Here are some great tips from Dennis to help you cut the cord on cable TV and save money:
Tip #1: TV is free over the air
Don’t forget that free TV is literally flying past your window. According to the 2015/2016 Nielsen ratings, 82 of the top 100 shows were on broadcast television. Viewers with a TV antenna receive these networks free via the airwaves.
When choosing a TV antenna, don’t fall prey to the marketing of newer “digital antennas.” If you have an older antenna, it may work perfectly fine.
Tip #2: You can stream network TV shows
If using a TV antenna isn’t an option, you can stream network TV shows on Hulu and CBS all Access for $15 per month.
The remaining shows in Nielsen’s top 100 are available through online alternatives to cable like Sling TV, PlayStation Vue, and Amazon Instant Video.
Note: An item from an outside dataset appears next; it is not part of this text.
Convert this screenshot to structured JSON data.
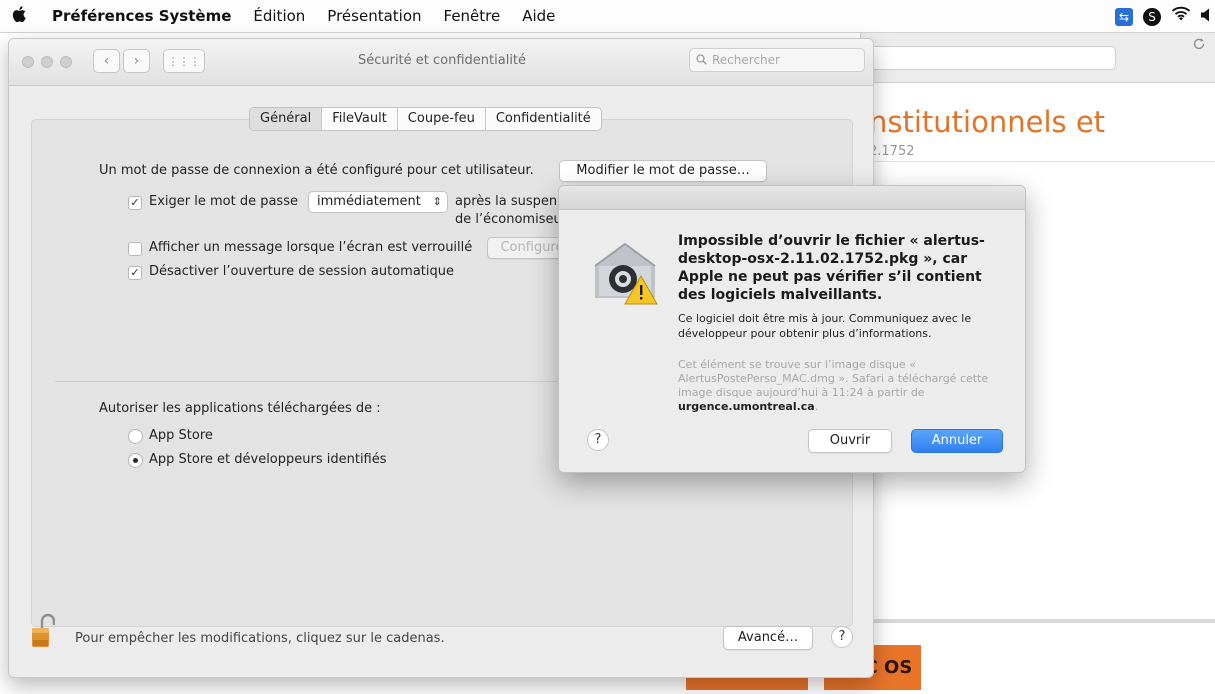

All you need is an adequate internet connection and a streaming device like a Roku, Apple TV, or Amazon Fire TV.